Problem description:
The entries follow. Print each one exactly.

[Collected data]
▬▬▬
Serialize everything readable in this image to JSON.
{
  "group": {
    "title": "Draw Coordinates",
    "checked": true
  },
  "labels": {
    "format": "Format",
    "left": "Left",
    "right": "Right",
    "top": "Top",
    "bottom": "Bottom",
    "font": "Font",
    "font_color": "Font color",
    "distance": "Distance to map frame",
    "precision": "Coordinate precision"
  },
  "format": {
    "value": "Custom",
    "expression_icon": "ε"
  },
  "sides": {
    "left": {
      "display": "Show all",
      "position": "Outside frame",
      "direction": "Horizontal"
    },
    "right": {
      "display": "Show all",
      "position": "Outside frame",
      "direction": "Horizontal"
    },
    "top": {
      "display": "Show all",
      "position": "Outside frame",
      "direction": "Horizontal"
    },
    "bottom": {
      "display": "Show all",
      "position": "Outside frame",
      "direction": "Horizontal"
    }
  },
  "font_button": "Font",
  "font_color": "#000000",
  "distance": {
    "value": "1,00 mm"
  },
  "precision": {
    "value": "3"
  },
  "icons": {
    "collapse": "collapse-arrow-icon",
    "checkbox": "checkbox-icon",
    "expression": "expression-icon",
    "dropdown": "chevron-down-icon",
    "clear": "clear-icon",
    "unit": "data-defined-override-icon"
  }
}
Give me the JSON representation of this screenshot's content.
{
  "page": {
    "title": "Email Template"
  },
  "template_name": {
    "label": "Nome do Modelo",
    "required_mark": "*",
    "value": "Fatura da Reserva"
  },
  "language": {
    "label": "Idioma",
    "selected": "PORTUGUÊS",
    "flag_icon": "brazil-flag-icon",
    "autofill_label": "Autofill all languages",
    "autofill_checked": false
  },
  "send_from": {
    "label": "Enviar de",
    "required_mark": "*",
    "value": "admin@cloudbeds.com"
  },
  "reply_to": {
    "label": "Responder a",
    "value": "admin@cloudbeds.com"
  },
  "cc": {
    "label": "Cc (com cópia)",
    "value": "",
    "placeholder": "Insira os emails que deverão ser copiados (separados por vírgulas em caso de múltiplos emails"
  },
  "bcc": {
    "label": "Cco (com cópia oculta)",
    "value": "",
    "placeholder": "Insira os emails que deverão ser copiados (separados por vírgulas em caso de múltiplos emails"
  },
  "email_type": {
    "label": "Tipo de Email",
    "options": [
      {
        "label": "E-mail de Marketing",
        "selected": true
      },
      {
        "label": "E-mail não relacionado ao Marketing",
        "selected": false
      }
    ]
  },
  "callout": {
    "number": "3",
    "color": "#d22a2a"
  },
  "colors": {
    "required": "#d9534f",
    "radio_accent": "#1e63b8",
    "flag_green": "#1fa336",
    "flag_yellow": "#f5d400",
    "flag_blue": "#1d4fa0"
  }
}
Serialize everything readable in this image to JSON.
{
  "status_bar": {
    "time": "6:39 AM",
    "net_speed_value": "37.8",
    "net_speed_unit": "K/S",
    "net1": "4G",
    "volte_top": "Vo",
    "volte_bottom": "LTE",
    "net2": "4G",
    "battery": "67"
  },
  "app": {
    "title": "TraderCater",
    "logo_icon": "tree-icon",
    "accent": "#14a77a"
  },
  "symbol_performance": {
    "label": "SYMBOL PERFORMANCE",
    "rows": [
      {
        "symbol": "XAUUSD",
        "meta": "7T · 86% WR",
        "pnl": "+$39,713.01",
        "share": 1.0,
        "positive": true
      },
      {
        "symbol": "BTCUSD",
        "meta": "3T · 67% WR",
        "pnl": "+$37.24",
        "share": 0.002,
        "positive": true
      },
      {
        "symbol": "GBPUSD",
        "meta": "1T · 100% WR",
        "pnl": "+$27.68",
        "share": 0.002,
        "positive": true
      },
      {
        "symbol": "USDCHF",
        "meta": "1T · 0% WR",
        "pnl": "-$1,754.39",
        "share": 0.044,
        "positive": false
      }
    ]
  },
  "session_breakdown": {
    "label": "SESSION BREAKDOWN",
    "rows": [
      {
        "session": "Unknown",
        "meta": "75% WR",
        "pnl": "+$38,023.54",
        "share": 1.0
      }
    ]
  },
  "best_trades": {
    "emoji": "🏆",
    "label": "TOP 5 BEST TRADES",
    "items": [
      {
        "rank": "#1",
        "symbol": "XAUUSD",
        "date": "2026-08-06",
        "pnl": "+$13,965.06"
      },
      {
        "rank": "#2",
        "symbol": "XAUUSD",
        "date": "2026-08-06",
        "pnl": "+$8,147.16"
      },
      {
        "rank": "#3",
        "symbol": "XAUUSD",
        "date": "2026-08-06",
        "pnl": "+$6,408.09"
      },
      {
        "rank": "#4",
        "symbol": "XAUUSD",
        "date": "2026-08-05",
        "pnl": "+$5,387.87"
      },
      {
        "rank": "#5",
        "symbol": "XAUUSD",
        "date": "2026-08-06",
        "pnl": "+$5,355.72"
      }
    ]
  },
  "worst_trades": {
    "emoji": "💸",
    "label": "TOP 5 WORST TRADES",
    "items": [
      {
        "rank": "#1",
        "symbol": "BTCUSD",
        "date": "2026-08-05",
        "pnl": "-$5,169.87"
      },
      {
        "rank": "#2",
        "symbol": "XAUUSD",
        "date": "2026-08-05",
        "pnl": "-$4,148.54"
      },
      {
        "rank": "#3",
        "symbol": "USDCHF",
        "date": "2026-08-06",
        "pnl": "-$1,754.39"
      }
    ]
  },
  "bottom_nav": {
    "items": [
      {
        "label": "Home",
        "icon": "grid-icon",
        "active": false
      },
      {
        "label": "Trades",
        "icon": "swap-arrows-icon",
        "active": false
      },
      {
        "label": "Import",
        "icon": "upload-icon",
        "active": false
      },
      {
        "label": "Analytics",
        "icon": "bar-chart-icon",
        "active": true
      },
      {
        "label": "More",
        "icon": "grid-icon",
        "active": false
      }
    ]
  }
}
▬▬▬
Task answer:
Serialize everything readable in this image to JSON.
{
  "group": {
    "title": "Draw Coordinates",
    "checked": true
  },
  "labels": {
    "format": "Format",
    "left": "Left",
    "right": "Right",
    "top": "Top",
    "bottom": "Bottom",
    "font": "Font",
    "font_color": "Font color",
    "distance": "Distance to map frame",
    "precision": "Coordinate precision"
  },
  "format": {
    "value": "Custom",
    "expression_icon": "ε"
  },
  "sides": {
    "left": {
      "display": "Show all",
      "position": "Outside frame",
      "direction": "Horizontal"
    },
    "right": {
      "display": "Show all",
      "position": "Outside frame",
      "direction": "Horizontal"
    },
    "top": {
      "display": "Show all",
      "position": "Outside frame",
      "direction": "Horizontal"
    },
    "bottom": {
      "display": "Show all",
      "position": "Outside frame",
      "direction": "Horizontal"
    }
  },
  "font_button": "Font",
  "font_color": "#000000",
  "distance": {
    "value": "1,00 mm"
  },
  "precision": {
    "value": "3"
  },
  "icons": {
    "collapse": "collapse-arrow-icon",
    "checkbox": "checkbox-icon",
    "expression": "expression-icon",
    "dropdown": "chevron-down-icon",
    "clear": "clear-icon",
    "unit": "data-defined-override-icon"
  }
}
Give me the JSON representation of this screenshot's content.
{
  "page": {
    "title": "Email Template"
  },
  "template_name": {
    "label": "Nome do Modelo",
    "required_mark": "*",
    "value": "Fatura da Reserva"
  },
  "language": {
    "label": "Idioma",
    "selected": "PORTUGUÊS",
    "flag_icon": "brazil-flag-icon",
    "autofill_label": "Autofill all languages",
    "autofill_checked": false
  },
  "send_from": {
    "label": "Enviar de",
    "required_mark": "*",
    "value": "admin@cloudbeds.com"
  },
  "reply_to": {
    "label": "Responder a",
    "value": "admin@cloudbeds.com"
  },
  "cc": {
    "label": "Cc (com cópia)",
    "value": "",
    "placeholder": "Insira os emails que deverão ser copiados (separados por vírgulas em caso de múltiplos emails"
  },
  "bcc": {
    "label": "Cco (com cópia oculta)",
    "value": "",
    "placeholder": "Insira os emails que deverão ser copiados (separados por vírgulas em caso de múltiplos emails"
  },
  "email_type": {
    "label": "Tipo de Email",
    "options": [
      {
        "label": "E-mail de Marketing",
        "selected": true
      },
      {
        "label": "E-mail não relacionado ao Marketing",
        "selected": false
      }
    ]
  },
  "callout": {
    "number": "3",
    "color": "#d22a2a"
  },
  "colors": {
    "required": "#d9534f",
    "radio_accent": "#1e63b8",
    "flag_green": "#1fa336",
    "flag_yellow": "#f5d400",
    "flag_blue": "#1d4fa0"
  }
}
Serialize everything readable in this image to JSON.
{
  "status_bar": {
    "time": "6:39 AM",
    "net_speed_value": "37.8",
    "net_speed_unit": "K/S",
    "net1": "4G",
    "volte_top": "Vo",
    "volte_bottom": "LTE",
    "net2": "4G",
    "battery": "67"
  },
  "app": {
    "title": "TraderCater",
    "logo_icon": "tree-icon",
    "accent": "#14a77a"
  },
  "symbol_performance": {
    "label": "SYMBOL PERFORMANCE",
    "rows": [
      {
        "symbol": "XAUUSD",
        "meta": "7T · 86% WR",
        "pnl": "+$39,713.01",
        "share": 1.0,
        "positive": true
      },
      {
        "symbol": "BTCUSD",
        "meta": "3T · 67% WR",
        "pnl": "+$37.24",
        "share": 0.002,
        "positive": true
      },
      {
        "symbol": "GBPUSD",
        "meta": "1T · 100% WR",
        "pnl": "+$27.68",
        "share": 0.002,
        "positive": true
      },
      {
        "symbol": "USDCHF",
        "meta": "1T · 0% WR",
        "pnl": "-$1,754.39",
        "share": 0.044,
        "positive": false
      }
    ]
  },
  "session_breakdown": {
    "label": "SESSION BREAKDOWN",
    "rows": [
      {
        "session": "Unknown",
        "meta": "75% WR",
        "pnl": "+$38,023.54",
        "share": 1.0
      }
    ]
  },
  "best_trades": {
    "emoji": "🏆",
    "label": "TOP 5 BEST TRADES",
    "items": [
      {
        "rank": "#1",
        "symbol": "XAUUSD",
        "date": "2026-08-06",
        "pnl": "+$13,965.06"
      },
      {
        "rank": "#2",
        "symbol": "XAUUSD",
        "date": "2026-08-06",
        "pnl": "+$8,147.16"
      },
      {
        "rank": "#3",
        "symbol": "XAUUSD",
        "date": "2026-08-06",
        "pnl": "+$6,408.09"
      },
      {
        "rank": "#4",
        "symbol": "XAUUSD",
        "date": "2026-08-05",
        "pnl": "+$5,387.87"
      },
      {
        "rank": "#5",
        "symbol": "XAUUSD",
        "date": "2026-08-06",
        "pnl": "+$5,355.72"
      }
    ]
  },
  "worst_trades": {
    "emoji": "💸",
    "label": "TOP 5 WORST TRADES",
    "items": [
      {
        "rank": "#1",
        "symbol": "BTCUSD",
        "date": "2026-08-05",
        "pnl": "-$5,169.87"
      },
      {
        "rank": "#2",
        "symbol": "XAUUSD",
        "date": "2026-08-05",
        "pnl": "-$4,148.54"
      },
      {
        "rank": "#3",
        "symbol": "USDCHF",
        "date": "2026-08-06",
        "pnl": "-$1,754.39"
      }
    ]
  },
  "bottom_nav": {
    "items": [
      {
        "label": "Home",
        "icon": "grid-icon",
        "active": false
      },
      {
        "label": "Trades",
        "icon": "swap-arrows-icon",
        "active": false
      },
      {
        "label": "Import",
        "icon": "upload-icon",
        "active": false
      },
      {
        "label": "Analytics",
        "icon": "bar-chart-icon",
        "active": true
      },
      {
        "label": "More",
        "icon": "grid-icon",
        "active": false
      }
    ]
  }
}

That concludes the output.